Although corporate travel levels remain deeply depressed, Southwest Airlines during the past few weeks has started seeing a few encouraging signs, Southwest Business VP Dave Harvey told BTN.
While corporate business is “definitely still lagging leisure,” Southwest Business since Labor Day has seen a “nice pickup” in corporate travel, Harvey said. Government business represents the most activity, followed by the health care industry and transportation and logistics. Overall, however, absolute corporate bans on business travel are becoming less common.
“There are very few large buyers that have literally no travel,” Harvey said. “The hard freezes are being pushed down a bit, and about 90 to 95 percent of our global accounts have some travel this fall.”
At the same time, Southwest is seeing some lengthening of booking windows. Since the onset of the Covid-19 pandemic, most bookings have been within one or two weeks of travel, but Southwest has now seen more corporate travelers booking further out, according to Harvey.
Even as corporate travel begins to trickle back in, Southwest still is bracing for a long recovery.
“Absent substantial improvements in our business, our quarterly losses could be in the billions until vaccines are available, distributed and effectively kill the pandemic—and at best that is looking like late next year,” Southwest chairman and CEO Gary Kelly said in a video message to employees this week. “That’s what it will take to drive increased demand for travel.”
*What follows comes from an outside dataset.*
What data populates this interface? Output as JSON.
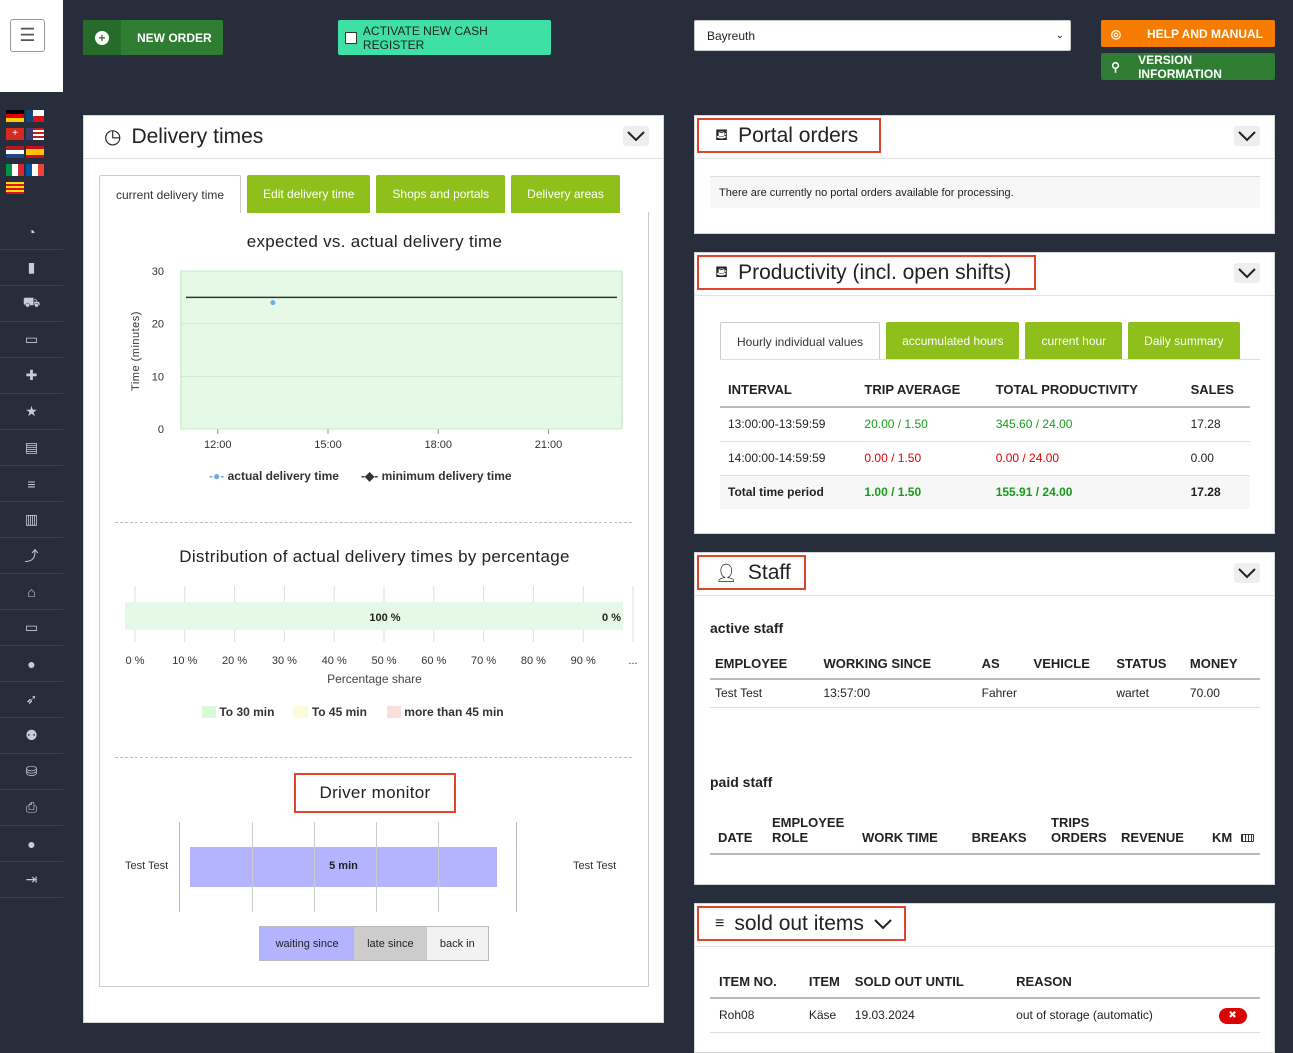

The carrier aims to avoid furloughs even after the expiration of federal payroll support approved in March. Kelly said he has reduced his own salary to zero, extended executive pay cuts and is cutting pay for noncontract employees. The carrier is negotiating with unions for pay cuts as well, without which furloughs could be necessary as a “last resort,” he said. Pay cuts would be reversed if further federal aid for airlines is approved.
Still, Southwest is not pulling back on corporate sales efforts, having added staff to the team back in the spring, Harvey said. This week, the carrier’s content went live for bookings on the Amadeus Travel Platform, which is the smallest global distribution system in terms of marketshare in North America but “is absolutely coming up in more of the travel management company and buyer conversations as a strong option, so it was something important to our customers,” he said.
With Sabre, however, Southwest still does not “see a path to getting something done in the short term” in terms of enhanced GDS participation, according to Harvey. The “basic booking request” model through which Southwest has worked with Sabre for decades is set to expire at the end of this year, and the carrier is working with TMCs and buyers using the model “to make sure there is no disruption,” he said.